Based on, well, a little bit of everything and a little bit make-believe, its inclusion here is a bit of a cheat because I simply cannot resist any opportunity to praise Alain Resnais. Here, Resnais gives totally into his love of classic comic strips, working with a screenplay by veteran cartoonist Jules Feiffer. Adolph Green (you know, the guy who co-wrote On the Town and Singin’ in the Rain) stars as an American cartoonist who visits France, a place he despises until he realizes they consider him a genius. It all culminates in a giant costume party featuring, among other things, Gerard Depardieu dressed as Popeye the Sailor. A total love letter to those things that spur the imagination at a young age, while also poking some fun at the eternal ping-pong game that is American-French cultural relations.
3.) Popeye (Robert Altman, 1980)
And speaking of Popeye, and Jules Feiffer, the latter brought the former to the cinema by way of director Robert Altman, who has long suffered from the perception that this, his big-budget musical, was a financial failure that helped do in the New Hollywood era. In fact, it did all right, just not quite enough for Paramount and Disney’s satisfaction, and they’ve pretty much defined its legacy. Too bad, as it is a near-perfect adaptation of its source (both E.C. Segar’s comic strip and the more-famous Max Fleischer cartoon), with Altman’s penchant for barely-heard dialogue finding its perfect purchase in Popeye’s perpetual muttering, never mind the more musical quality of his cinema finally given a chance to flourish. Those who thought Altman a realist were understandably disappointed; those who swooned to the graceful notes of Nashville, McCabe and Mrs. Miller, 3 Women, and The Long Goodbye will easily be enchanted.
2.) Winnie the Pooh (Stephen J. Anderson & Don Hall, 2011)
So simple, it could barely cross the feature-length mark. So pure, it could only be built of densely-crafted prose. 2011’s most secretly-clever entry into an era besot with postmodernism is itself a meditation on the impermanence of childhood and the total joy of creation, layered with a great many elemental lessons from which a viewer of any age would be well-advised to heed – that your friends may infuriate and beguile you, but they will remain your friends; that one should appreciate every passing moment, no matter how banal or tedious; and most of all, that one should take the time to read as often as possible, for the written word may one day save your life.
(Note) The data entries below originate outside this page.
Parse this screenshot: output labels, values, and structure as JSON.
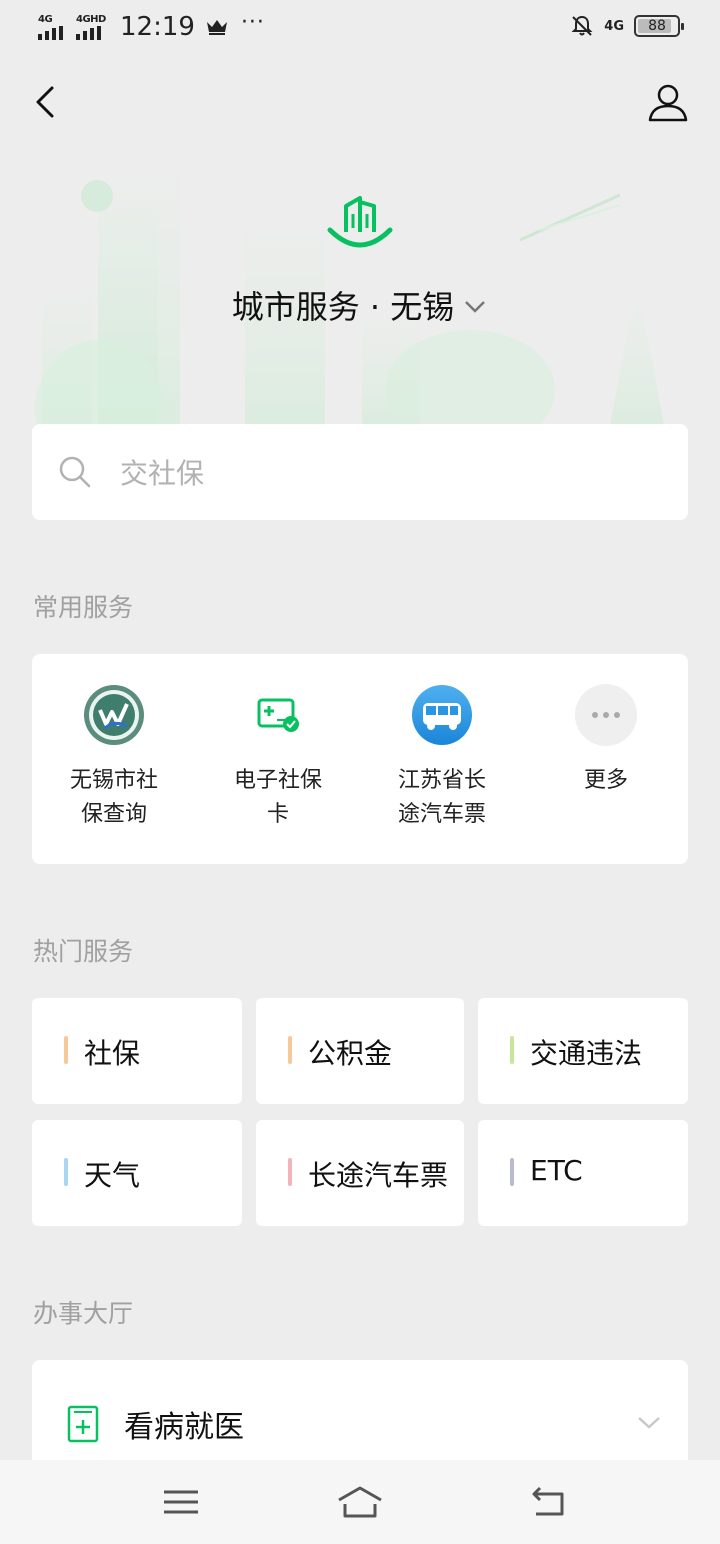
{
  "status_bar": {
    "signal1": "4G",
    "signal2": "4GHD",
    "time": "12:19",
    "dots": "···",
    "network": "4G",
    "battery": "88",
    "battery_level": 0.88
  },
  "header": {
    "title": "城市服务 · 无锡"
  },
  "search": {
    "placeholder": "交社保"
  },
  "common_services": {
    "title": "常用服务",
    "items": [
      {
        "label_line1": "无锡市社",
        "label_line2": "保查询",
        "icon": "wuxi-social-security-logo"
      },
      {
        "label_line1": "电子社保",
        "label_line2": "卡",
        "icon": "e-social-card-icon"
      },
      {
        "label_line1": "江苏省长",
        "label_line2": "途汽车票",
        "icon": "bus-icon"
      },
      {
        "label_line1": "更多",
        "label_line2": "",
        "icon": "more-icon"
      }
    ]
  },
  "hot_services": {
    "title": "热门服务",
    "items": [
      {
        "label": "社保",
        "color": "#f5c99a"
      },
      {
        "label": "公积金",
        "color": "#f5c99a"
      },
      {
        "label": "交通违法",
        "color": "#c8e59a"
      },
      {
        "label": "天气",
        "color": "#a9d6f2"
      },
      {
        "label": "长途汽车票",
        "color": "#f4b3b8"
      },
      {
        "label": "ETC",
        "color": "#b8bccc"
      }
    ]
  },
  "hall": {
    "title": "办事大厅",
    "items": [
      {
        "label": "看病就医",
        "icon": "medical-card-icon"
      }
    ]
  },
  "colors": {
    "brand_green": "#07c160",
    "background": "#ededed"
  }
}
1.) Speed Racer (Andy & Lana Wachowski, 2008)
The Wachowskis’ 2008 film is, to my eyes and ears, their absolute masterpiece, one that beautifully synthesized its animated origins with a vision all their own. I mean, how many cartoons movies have a plot primarily centered around the way corporations ruin artistic creation? That’s deeply unusual. But what truly makes this film special is its absolute earnestness – it doesn’t blink from valuing family, independence, traditions, homespun creations, and anything else that so many lesser movies would call “corny” or “old-fashioned”, but which is presented here with such generosity and decency you wonder why you ever fool around with less. The animated and live-action elements meld so perfectly, it all feels one of a piece, making the case better than any that CGI can be a total artistic tool in the hands of willing and able filmmakers. The film’s finale, which brings all of this together…I swear to you, it makes me cry every time.